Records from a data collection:

--- START ---

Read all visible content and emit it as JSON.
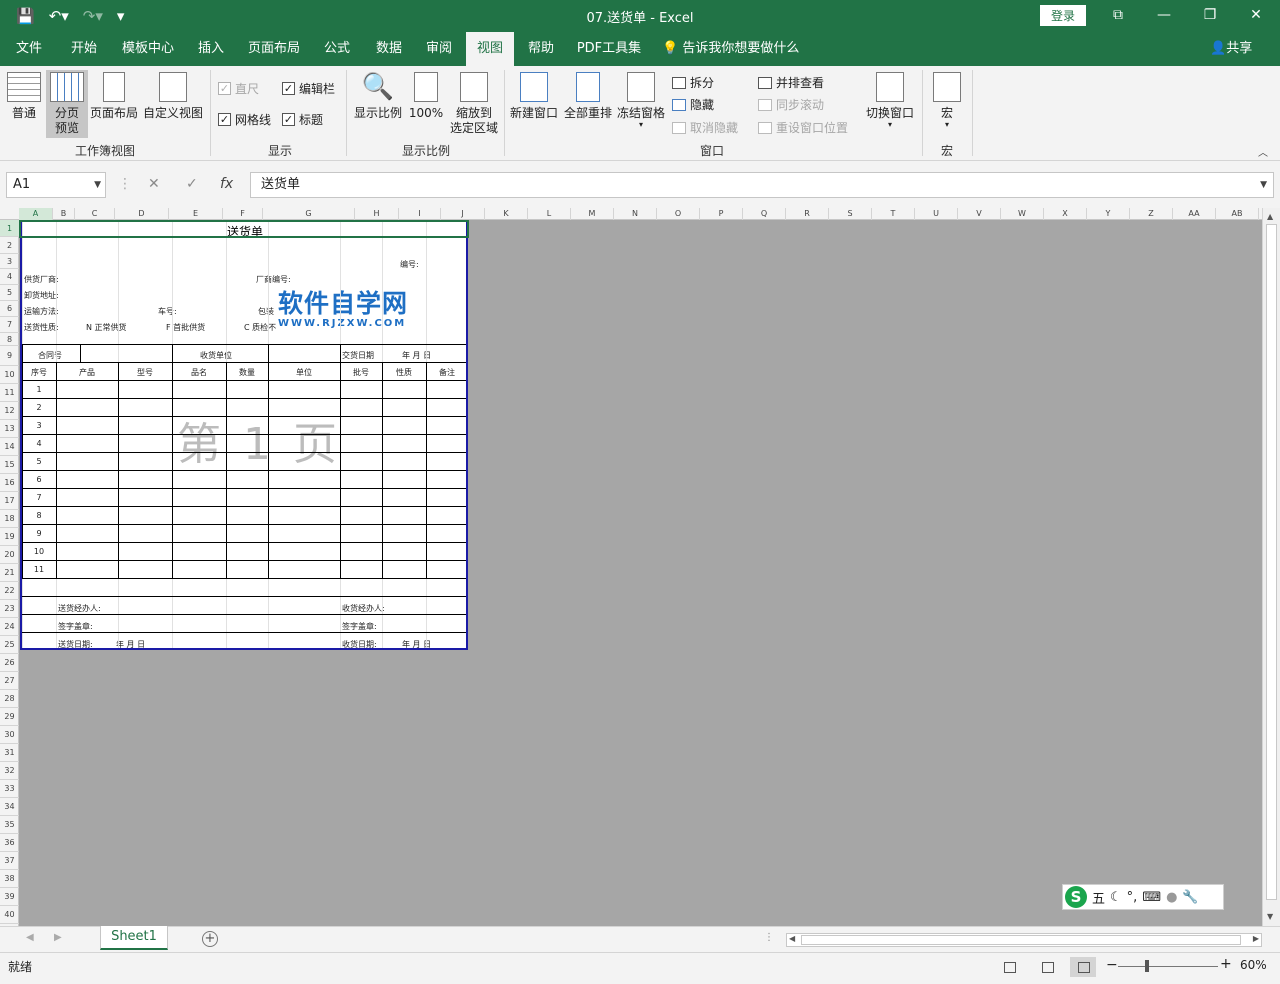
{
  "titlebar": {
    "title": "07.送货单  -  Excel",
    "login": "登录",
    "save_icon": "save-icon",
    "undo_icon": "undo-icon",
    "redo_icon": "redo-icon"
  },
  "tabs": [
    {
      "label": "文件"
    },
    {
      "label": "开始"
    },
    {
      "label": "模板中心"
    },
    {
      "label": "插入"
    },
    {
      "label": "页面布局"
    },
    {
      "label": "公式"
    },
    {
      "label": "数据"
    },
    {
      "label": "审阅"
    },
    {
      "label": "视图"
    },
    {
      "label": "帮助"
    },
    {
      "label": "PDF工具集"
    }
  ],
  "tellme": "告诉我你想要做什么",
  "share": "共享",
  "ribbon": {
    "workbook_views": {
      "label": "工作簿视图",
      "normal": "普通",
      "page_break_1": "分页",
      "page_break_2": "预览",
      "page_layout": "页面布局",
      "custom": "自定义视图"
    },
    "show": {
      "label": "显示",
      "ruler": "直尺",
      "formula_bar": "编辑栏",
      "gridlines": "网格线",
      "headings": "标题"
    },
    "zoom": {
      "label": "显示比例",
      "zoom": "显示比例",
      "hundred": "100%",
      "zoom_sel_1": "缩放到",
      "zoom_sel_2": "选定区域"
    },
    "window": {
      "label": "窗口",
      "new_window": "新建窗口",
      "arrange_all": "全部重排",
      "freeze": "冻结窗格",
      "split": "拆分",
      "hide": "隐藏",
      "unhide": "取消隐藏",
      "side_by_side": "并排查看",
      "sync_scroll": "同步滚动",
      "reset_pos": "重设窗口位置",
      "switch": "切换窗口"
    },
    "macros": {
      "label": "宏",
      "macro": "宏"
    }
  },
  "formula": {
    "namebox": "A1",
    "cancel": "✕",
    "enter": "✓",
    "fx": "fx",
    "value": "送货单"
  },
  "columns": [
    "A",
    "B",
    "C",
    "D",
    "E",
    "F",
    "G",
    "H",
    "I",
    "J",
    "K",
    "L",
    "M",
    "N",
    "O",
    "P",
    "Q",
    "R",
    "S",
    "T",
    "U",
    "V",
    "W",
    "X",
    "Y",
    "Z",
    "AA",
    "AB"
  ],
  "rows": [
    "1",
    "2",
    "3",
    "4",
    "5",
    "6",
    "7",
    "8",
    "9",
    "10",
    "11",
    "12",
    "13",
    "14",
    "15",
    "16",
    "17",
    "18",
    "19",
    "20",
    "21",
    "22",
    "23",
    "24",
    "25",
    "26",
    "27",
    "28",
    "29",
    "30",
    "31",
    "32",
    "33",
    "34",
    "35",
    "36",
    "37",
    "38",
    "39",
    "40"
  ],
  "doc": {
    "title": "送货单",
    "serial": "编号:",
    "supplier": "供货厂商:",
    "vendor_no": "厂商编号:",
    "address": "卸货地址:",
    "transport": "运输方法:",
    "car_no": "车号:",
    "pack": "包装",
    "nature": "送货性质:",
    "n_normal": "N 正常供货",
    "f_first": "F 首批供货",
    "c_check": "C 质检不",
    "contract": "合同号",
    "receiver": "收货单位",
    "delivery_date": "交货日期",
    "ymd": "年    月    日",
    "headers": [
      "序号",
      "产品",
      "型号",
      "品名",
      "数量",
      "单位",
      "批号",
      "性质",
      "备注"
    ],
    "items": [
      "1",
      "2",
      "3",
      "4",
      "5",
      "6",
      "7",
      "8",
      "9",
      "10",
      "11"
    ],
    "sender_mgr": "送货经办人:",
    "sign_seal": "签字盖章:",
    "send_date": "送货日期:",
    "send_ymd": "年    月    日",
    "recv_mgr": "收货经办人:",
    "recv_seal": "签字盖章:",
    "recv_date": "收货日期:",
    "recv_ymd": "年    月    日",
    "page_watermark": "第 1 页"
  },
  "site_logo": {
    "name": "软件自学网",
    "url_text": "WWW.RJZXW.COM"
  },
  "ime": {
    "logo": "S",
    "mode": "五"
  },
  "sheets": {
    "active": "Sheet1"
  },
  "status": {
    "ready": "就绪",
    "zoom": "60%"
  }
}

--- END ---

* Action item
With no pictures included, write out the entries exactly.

* Exercise response
Read all visible content and emit it as JSON.
{
  "titlebar": {
    "title": "07.送货单  -  Excel",
    "login": "登录",
    "save_icon": "save-icon",
    "undo_icon": "undo-icon",
    "redo_icon": "redo-icon"
  },
  "tabs": [
    {
      "label": "文件"
    },
    {
      "label": "开始"
    },
    {
      "label": "模板中心"
    },
    {
      "label": "插入"
    },
    {
      "label": "页面布局"
    },
    {
      "label": "公式"
    },
    {
      "label": "数据"
    },
    {
      "label": "审阅"
    },
    {
      "label": "视图"
    },
    {
      "label": "帮助"
    },
    {
      "label": "PDF工具集"
    }
  ],
  "tellme": "告诉我你想要做什么",
  "share": "共享",
  "ribbon": {
    "workbook_views": {
      "label": "工作簿视图",
      "normal": "普通",
      "page_break_1": "分页",
      "page_break_2": "预览",
      "page_layout": "页面布局",
      "custom": "自定义视图"
    },
    "show": {
      "label": "显示",
      "ruler": "直尺",
      "formula_bar": "编辑栏",
      "gridlines": "网格线",
      "headings": "标题"
    },
    "zoom": {
      "label": "显示比例",
      "zoom": "显示比例",
      "hundred": "100%",
      "zoom_sel_1": "缩放到",
      "zoom_sel_2": "选定区域"
    },
    "window": {
      "label": "窗口",
      "new_window": "新建窗口",
      "arrange_all": "全部重排",
      "freeze": "冻结窗格",
      "split": "拆分",
      "hide": "隐藏",
      "unhide": "取消隐藏",
      "side_by_side": "并排查看",
      "sync_scroll": "同步滚动",
      "reset_pos": "重设窗口位置",
      "switch": "切换窗口"
    },
    "macros": {
      "label": "宏",
      "macro": "宏"
    }
  },
  "formula": {
    "namebox": "A1",
    "cancel": "✕",
    "enter": "✓",
    "fx": "fx",
    "value": "送货单"
  },
  "columns": [
    "A",
    "B",
    "C",
    "D",
    "E",
    "F",
    "G",
    "H",
    "I",
    "J",
    "K",
    "L",
    "M",
    "N",
    "O",
    "P",
    "Q",
    "R",
    "S",
    "T",
    "U",
    "V",
    "W",
    "X",
    "Y",
    "Z",
    "AA",
    "AB"
  ],
  "rows": [
    "1",
    "2",
    "3",
    "4",
    "5",
    "6",
    "7",
    "8",
    "9",
    "10",
    "11",
    "12",
    "13",
    "14",
    "15",
    "16",
    "17",
    "18",
    "19",
    "20",
    "21",
    "22",
    "23",
    "24",
    "25",
    "26",
    "27",
    "28",
    "29",
    "30",
    "31",
    "32",
    "33",
    "34",
    "35",
    "36",
    "37",
    "38",
    "39",
    "40"
  ],
  "doc": {
    "title": "送货单",
    "serial": "编号:",
    "supplier": "供货厂商:",
    "vendor_no": "厂商编号:",
    "address": "卸货地址:",
    "transport": "运输方法:",
    "car_no": "车号:",
    "pack": "包装",
    "nature": "送货性质:",
    "n_normal": "N 正常供货",
    "f_first": "F 首批供货",
    "c_check": "C 质检不",
    "contract": "合同号",
    "receiver": "收货单位",
    "delivery_date": "交货日期",
    "ymd": "年    月    日",
    "headers": [
      "序号",
      "产品",
      "型号",
      "品名",
      "数量",
      "单位",
      "批号",
      "性质",
      "备注"
    ],
    "items": [
      "1",
      "2",
      "3",
      "4",
      "5",
      "6",
      "7",
      "8",
      "9",
      "10",
      "11"
    ],
    "sender_mgr": "送货经办人:",
    "sign_seal": "签字盖章:",
    "send_date": "送货日期:",
    "send_ymd": "年    月    日",
    "recv_mgr": "收货经办人:",
    "recv_seal": "签字盖章:",
    "recv_date": "收货日期:",
    "recv_ymd": "年    月    日",
    "page_watermark": "第 1 页"
  },
  "site_logo": {
    "name": "软件自学网",
    "url_text": "WWW.RJZXW.COM"
  },
  "ime": {
    "logo": "S",
    "mode": "五"
  },
  "sheets": {
    "active": "Sheet1"
  },
  "status": {
    "ready": "就绪",
    "zoom": "60%"
  }
}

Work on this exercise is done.